mean(), std() and running_mean() are all decorators which collect statistics about the underlying metric. CategoricalAccuracy simply returns a boolean tensor with an entry for each item in a batch. The mean() and std() decorators will take a mean / standard deviation value over the whole epoch (by keeping a sum and a number of values). The running_mean() will collect a rolling mean for a given window size. That is, the running mean is only computed over the last 50 batches by default (however, this can be changed to suit your needs). Running metrics also have a step size, designed to reduce the need for constant computation when not a lot is changing. The default value of 10 means that the running mean is only updated every 10 batches.

Finally, the default_for_key() decorator is used to bind the metric to the keys ‘acc’ and ‘accuracy’.

Lambda Metrics

One decorator we haven’t covered is the lambda_metric(). This decorator allows you to decorate a function instead of a class. Here’s another possible definition of the accuracy metric which uses a function:

@metrics.lambda_metric('acc', on_epoch=False)
def categorical_accuracy(y_pred, y_true):
   _, y_pred = torch.max(y_pred, 1)
   return (y_pred == y_true).float()

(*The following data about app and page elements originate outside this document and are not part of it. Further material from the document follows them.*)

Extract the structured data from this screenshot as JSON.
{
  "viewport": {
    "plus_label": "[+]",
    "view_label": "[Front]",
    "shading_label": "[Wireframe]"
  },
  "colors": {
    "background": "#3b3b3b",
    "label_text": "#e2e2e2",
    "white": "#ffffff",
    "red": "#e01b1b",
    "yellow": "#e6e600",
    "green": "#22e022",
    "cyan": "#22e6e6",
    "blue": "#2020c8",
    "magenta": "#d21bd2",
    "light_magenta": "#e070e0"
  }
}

The lambda_metric() here converts the function into a MetricFactory. This can then be used in the normal way. By default and in our example, the lambda metric will execute the function with each batch of output (y_pred, y_true). If we set on_epoch=True, the decorator will use an EpochLambda instead of a BatchLambda. The EpochLambda collects the data over a whole epoch and then executes the metric at the end.

Metric Output - to_dict

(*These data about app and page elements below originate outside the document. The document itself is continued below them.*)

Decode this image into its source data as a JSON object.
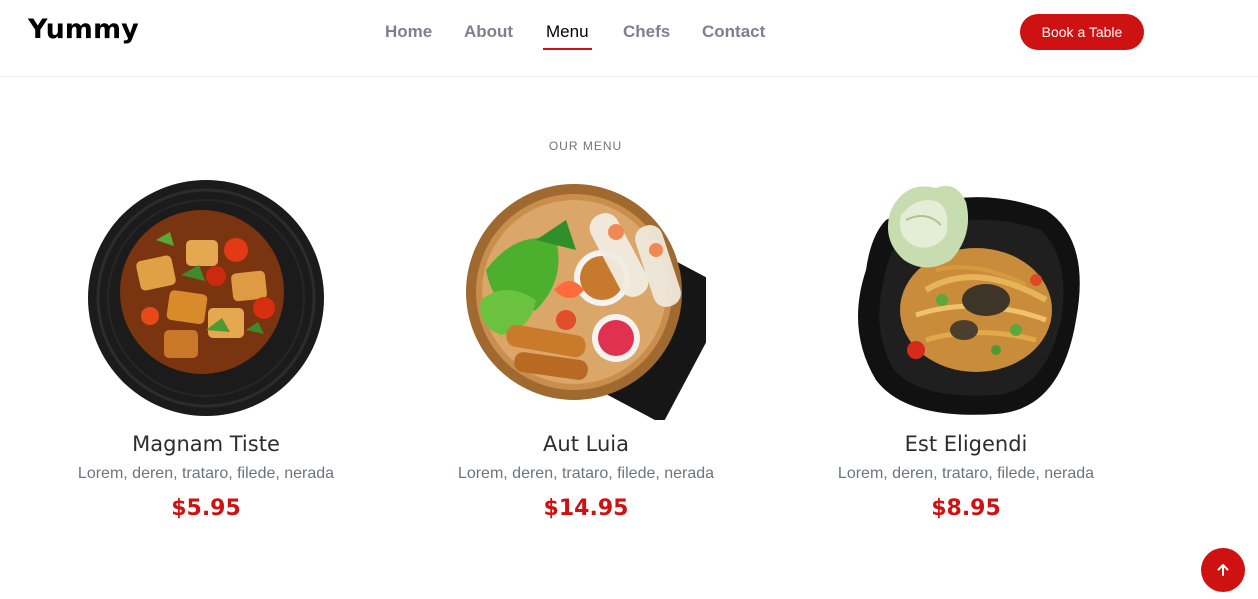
{
  "header": {
    "logo": "Yummy",
    "nav": [
      {
        "label": "Home",
        "active": false
      },
      {
        "label": "About",
        "active": false
      },
      {
        "label": "Menu",
        "active": true
      },
      {
        "label": "Chefs",
        "active": false
      },
      {
        "label": "Contact",
        "active": false
      }
    ],
    "cta_label": "Book a Table"
  },
  "menu": {
    "section_label": "OUR MENU",
    "items": [
      {
        "name": "Magnam Tiste",
        "description": "Lorem, deren, trataro, filede, nerada",
        "price": "$5.95"
      },
      {
        "name": "Aut Luia",
        "description": "Lorem, deren, trataro, filede, nerada",
        "price": "$14.95"
      },
      {
        "name": "Est Eligendi",
        "description": "Lorem, deren, trataro, filede, nerada",
        "price": "$8.95"
      }
    ]
  },
  "colors": {
    "accent": "#ce1212",
    "nav_text": "#7f7f90",
    "muted": "#6c757d"
  },
  "icons": {
    "scroll_top": "arrow-up-icon"
  }
}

At the root level, torchbearer expects metrics to output a dictionary which maps the metric name to the value. Clearly, this is not done in our accuracy function above as the aggregators expect input as numbers / tensors instead of dictionaries. We could change this and just have everything return a dictionary but then we would be unable to tell the difference between metrics we wish to display / log and intermediate stages (like the tensor output in our example above). Instead then, we have the to_dict() decorator. This decorator is used to wrap the output of a metric in a dictionary so that it will be picked up by the loggers. The aggregators all do this internally (with ‘running_’, ‘_std’, etc. added to the name) so there’s no need there, however, in case you have a metric that outputs precisely the correct value, the to_dict() decorator can make things a little easier.

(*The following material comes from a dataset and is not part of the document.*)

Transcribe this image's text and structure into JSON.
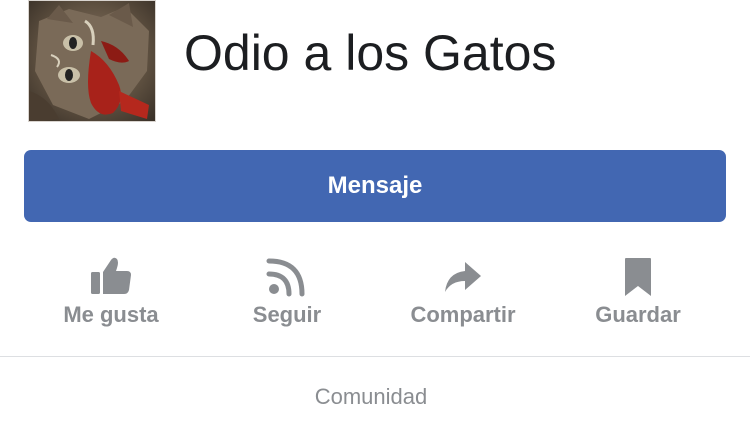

Data Flow - The Metric Tree

Ok, so we’ve covered the decorator API and have seen how to implement all but the most complex metrics in torchbearer. Each of the decorators described above can be easily associated with one of the metric aggregator or wrapper classes so we won’t go into that any further. Instead we’ll just briefly explain the MetricTree. The MetricTree is a very simple tree implementation which has a root and some children. Each child could be another tree and so this supports trees of arbitrary depth. The main motivation of the metric tree is to co-ordinate data flow from some root metric (like our accuracy above) to a series of leaves (mean, std, etc.). When Metric.process() is called on a MetricTree, the output of the call from the root is given to each of the children in turn. The results from the children are then collected in a dictionary. The main reason for including this was to enable encapsulation of the different statistics without each one needing to compute the underlying metric individually. In theory the MetricTree means that vastly complex metrics could be computed for specific use cases, although I can’t think of any right now…